However, Seksel says that the way cats and dogs perceive video is starkly different than the way we perceive it. Both species have a far sharper sense of smell than we do, which means that they rely on olfaction – a sense that video doesn’t cater to at all. They also hear a far broader range of frequencies than humans: dogs can hear up to 45,000 Hz (hertz), while cats hear up to 64,000 Hz. (We only hear up to 23,000 Hz.) Furthermore, the placement of both cats’ and dogs’ eyes means that their field of vision is much wider than a human’s, allowing them to sense more peripheral motion. “[Cats and dogs] live in their world. They hear ultrasound and infrasound sounds that you and I can’t even detect,” said Seksel. “Maybe the birds outside are making noises that we can’t hear, but the animal can hear.”

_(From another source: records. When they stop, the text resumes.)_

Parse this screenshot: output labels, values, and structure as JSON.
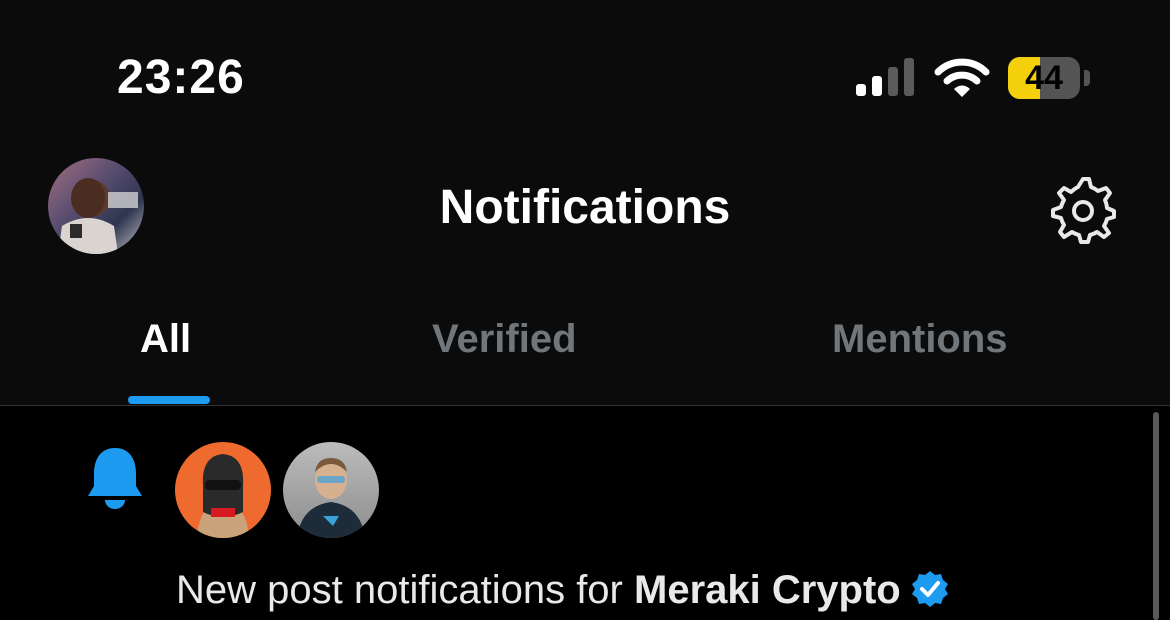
{
  "status_bar": {
    "time": "23:26",
    "battery_level": "44",
    "battery_fraction": 0.44,
    "signal_icon": "cellular-signal-icon",
    "wifi_icon": "wifi-icon"
  },
  "header": {
    "title": "Notifications",
    "settings_icon": "gear-icon"
  },
  "tabs": [
    {
      "label": "All",
      "active": true
    },
    {
      "label": "Verified",
      "active": false
    },
    {
      "label": "Mentions",
      "active": false
    }
  ],
  "notification": {
    "icon": "bell-icon",
    "text_prefix": "New post notifications for ",
    "account_name": "Meraki Crypto",
    "verified_badge_icon": "verified-badge-icon"
  },
  "colors": {
    "accent": "#1d9bf0",
    "battery_yellow": "#f4cf0b",
    "muted_text": "#71767b"
  }
}
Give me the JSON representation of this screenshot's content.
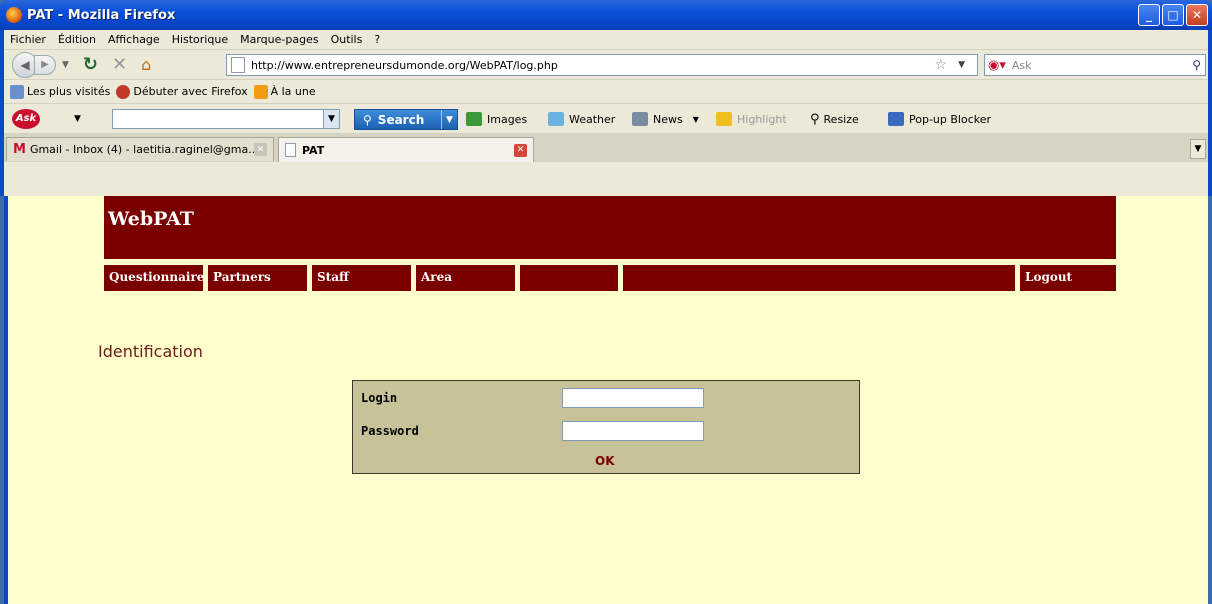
{
  "window": {
    "title": "PAT - Mozilla Firefox"
  },
  "menubar": [
    "Fichier",
    "Édition",
    "Affichage",
    "Historique",
    "Marque-pages",
    "Outils",
    "?"
  ],
  "navbar": {
    "url": "http://www.entrepreneursdumonde.org/WebPAT/log.php",
    "search_placeholder": "Ask"
  },
  "bookmarks": [
    "Les plus visités",
    "Débuter avec Firefox",
    "À la une"
  ],
  "askbar": {
    "logo": "Ask",
    "search_label": "Search",
    "items": [
      "Images",
      "Weather",
      "News",
      "Highlight",
      "Resize",
      "Pop-up Blocker"
    ]
  },
  "tabs": [
    {
      "label": "Gmail - Inbox (4) - laetitia.raginel@gma..."
    },
    {
      "label": "PAT"
    }
  ],
  "page": {
    "brand": "WebPAT",
    "menu": [
      "Questionnaire",
      "Partners",
      "Staff",
      "Area",
      "",
      "",
      "Logout"
    ],
    "section_title": "Identification",
    "login_label": "Login",
    "password_label": "Password",
    "login_value": "",
    "password_value": "",
    "ok_label": "OK"
  },
  "colors": {
    "banner": "#7a0000",
    "page_bg": "#ffffcc",
    "login_box": "#c8c299"
  }
}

Seksel said that pet TV likely caters more to our understanding of entertainment than to a cat or dog’s. “I think our expectations of what the animals will do are wrong,” she explained. “It’s based on, ‘Well, I can sit and watch a TV show, I can watch a movie.’ But even with humans, if the movie doesn’t have something that changes every five to seven minutes, you lose interest. Same with video games.”
Ultimately, the audience that pet TV caters to isn’t pets. It’s us, the pet owners. As in the children’s publishing industry, the supposed target audience isn’t the one making choices. Little kids don’t have the purchasing power to buy books, so publishers market to their parents. Similarly, cats and dogs don’t have the opposable thumbs necessary to put on games or videos. Their owners are the ones who scroll through YouTube results and pick the option that seems best. In this context, the “best” video might appeal to a cat or dog, but it might also be “the video that appeals most to people.”

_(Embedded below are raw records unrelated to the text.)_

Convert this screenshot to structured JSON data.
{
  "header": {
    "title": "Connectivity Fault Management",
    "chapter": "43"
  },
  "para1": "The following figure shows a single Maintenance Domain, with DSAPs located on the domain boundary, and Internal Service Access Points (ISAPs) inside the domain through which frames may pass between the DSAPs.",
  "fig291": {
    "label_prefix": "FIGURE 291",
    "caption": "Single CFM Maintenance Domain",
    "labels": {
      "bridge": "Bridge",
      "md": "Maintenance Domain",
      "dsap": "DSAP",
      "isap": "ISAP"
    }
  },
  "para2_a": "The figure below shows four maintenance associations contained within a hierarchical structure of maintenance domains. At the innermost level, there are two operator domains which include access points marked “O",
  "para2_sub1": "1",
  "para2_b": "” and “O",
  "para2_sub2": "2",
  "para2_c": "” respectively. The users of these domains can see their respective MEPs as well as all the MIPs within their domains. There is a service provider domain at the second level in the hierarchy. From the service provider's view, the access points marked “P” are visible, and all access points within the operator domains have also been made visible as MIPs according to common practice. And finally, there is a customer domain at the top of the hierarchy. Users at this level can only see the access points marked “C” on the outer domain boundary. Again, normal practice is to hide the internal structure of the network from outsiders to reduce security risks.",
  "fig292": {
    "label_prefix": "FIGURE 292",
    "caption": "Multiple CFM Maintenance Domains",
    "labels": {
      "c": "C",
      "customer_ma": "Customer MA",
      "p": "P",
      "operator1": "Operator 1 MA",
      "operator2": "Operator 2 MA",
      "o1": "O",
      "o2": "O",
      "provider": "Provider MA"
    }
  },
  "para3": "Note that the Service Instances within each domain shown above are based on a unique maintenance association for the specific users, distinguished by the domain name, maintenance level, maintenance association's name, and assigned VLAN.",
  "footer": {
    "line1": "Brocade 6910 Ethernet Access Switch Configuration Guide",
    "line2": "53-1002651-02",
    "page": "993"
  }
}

However, Seksel said that just because there isn’t research to support pet TV, that doesn’t mean it’s completely ineffective. “We need to think about animals as individuals,” she said. “Just because my dog doesn’t react to TV doesn’t mean that someone else’s dog wouldn’t react to it.” Seksel stressed that dogs and cats, like humans, respond to stimuli based on their preferences. Those preferences don’t have to conform to logic, or to scientific consensus. “You might like playing golf, I might not like playing golf. That doesn’t mean golf is good or bad,” Seksel added.
In a follow-up email, Ahmed agreed with Seksel’s analysis. Because there isn’t much research on how cats and dogs react to TV, “we took the approach to pump out loads of experimental content because we have a huge audience,” he said. That way, Music For Pets could engage with as many animals’ preferences as possible.

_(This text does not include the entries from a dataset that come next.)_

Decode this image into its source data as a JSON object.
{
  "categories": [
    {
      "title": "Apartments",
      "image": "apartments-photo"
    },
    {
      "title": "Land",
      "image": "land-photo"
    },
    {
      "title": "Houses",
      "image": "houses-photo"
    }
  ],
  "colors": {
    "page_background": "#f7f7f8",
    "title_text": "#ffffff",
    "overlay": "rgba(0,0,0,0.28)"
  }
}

Bini hopes the popularity of pet TV will spark more research into animals’ responses. “It would be exciting to learn the differences between human and animal motivations and perceptions,” she said. Ultimately, she believes that any entertainment that makes sedentary indoor animals move around is a good thing.
Speaking with Seksel made me realize that, for me, pet TV is a small way of asserting control. It makes me feel like I’m taking steps to improve the life of a living creature. Existing in a pandemic, especially a pandemic that so many people in my country seem hellbent on minimizing, makes control over anything seem like a pipe dream. I’ve lost the power to make life much better for myself, or for people that I care about. But my cat? I can fill his days with endless clips of birds. Maybe that means something to him. Even if it doesn’t, it is still soothing for my world to contract, to become as compact and frictionless as a cat watching a TV screen, birds of prey reflected in his lambent eyes.